Ezra & Nehemiahby Robert M. Solomon
As soon as the work in the temple resumes, there is an official inquiry. The local Persian governor and his officials visit the construction site, wanting to know who authorised the rebuilding and the names of those involved in the work (Ezra 5:3–4). Perhaps the Jews’ enemies instigated the officials’ actions.
Fifteen years after the work had ceased, the officials may have changed, but they still fear getting into trouble should the new Persian king, their overlord, come to hear about the temple. In their actions, though, this batch of officials are less antagonistic than the corrupt officials the Samaritans had paid to put a stop to the work during the reign of King Cyrus (Ezra 4:5). They seem to be simply doing their job. Of course, even in such circumstances, they are a potential obstacle to the work of God.

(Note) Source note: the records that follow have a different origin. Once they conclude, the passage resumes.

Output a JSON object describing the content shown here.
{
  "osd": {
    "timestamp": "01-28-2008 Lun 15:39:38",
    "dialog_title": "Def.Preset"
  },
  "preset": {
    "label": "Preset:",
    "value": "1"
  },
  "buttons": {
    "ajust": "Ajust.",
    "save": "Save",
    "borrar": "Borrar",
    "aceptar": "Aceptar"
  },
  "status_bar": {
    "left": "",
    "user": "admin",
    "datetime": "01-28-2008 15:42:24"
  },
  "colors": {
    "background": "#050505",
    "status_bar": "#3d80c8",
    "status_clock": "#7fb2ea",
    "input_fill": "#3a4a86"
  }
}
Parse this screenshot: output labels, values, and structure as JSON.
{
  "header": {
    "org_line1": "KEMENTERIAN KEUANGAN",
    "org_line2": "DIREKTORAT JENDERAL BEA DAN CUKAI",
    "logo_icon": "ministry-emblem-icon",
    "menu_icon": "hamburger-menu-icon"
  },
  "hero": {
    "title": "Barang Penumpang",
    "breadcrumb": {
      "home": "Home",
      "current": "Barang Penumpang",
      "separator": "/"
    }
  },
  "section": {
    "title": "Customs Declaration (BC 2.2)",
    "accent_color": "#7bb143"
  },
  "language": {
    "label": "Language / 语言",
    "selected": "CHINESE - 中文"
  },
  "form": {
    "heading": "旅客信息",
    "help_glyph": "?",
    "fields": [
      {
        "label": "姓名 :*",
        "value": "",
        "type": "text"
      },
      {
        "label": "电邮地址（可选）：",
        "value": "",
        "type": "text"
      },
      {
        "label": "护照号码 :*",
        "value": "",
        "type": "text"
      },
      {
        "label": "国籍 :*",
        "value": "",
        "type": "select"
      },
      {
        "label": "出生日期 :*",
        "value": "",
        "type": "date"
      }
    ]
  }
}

God is with His people: “But the eye of their God was watching over the elders of the Jews, and they were not stopped until a report could go to Darius and his written reply be received” (5:5).
The letter sent by the officials reports their investigation of the building of the new temple in Jerusalem. It tells of how they questioned the Jews and secured the names of those involved, in case the king wants to check their background to see if they are troublemakers. The description of the temple construction gives us hints about the dedication and efficiency of the temple builders: “The work is being carried on with diligence and is making rapid progress” (v. 8). That, combined with the phrase “the temple of the great God”, is meant to indicate the urgency and importance of the situation. However, above all the bureaucracy of empire is in the hand of a God whose eyes and ears are attentive to His people (Psalm 34:15), as we shall see in tomorrow’s reading.
Sometimes, we may feel that we are like a little cog in a giant complex machine. Who would notice the ordinary people or the marginalised? We may feel forgotten, but God does not ignore us. He knows every person, both great and small, in the world. No one is hidden from His eyes. This should be a comforting truth for His children, for the “eyes of the LORD are on the righteous, and his ears are attentive to their cry” (Psalm 34:15; 1 Peter 3:12). And “he who watches over Israel will neither slumber nor sleep” (Psalm 121:4).
The Bible says that God’s eye was watching over His people (Ezra 5:5). What does that mean? Read Exodus 3:7–10 to examine what God told Moses. How does this comfort you today?
How can our work for the Lord retain its enthusiasm and faithfulness even if we have to face official bureaucracy and other forms of difficulty?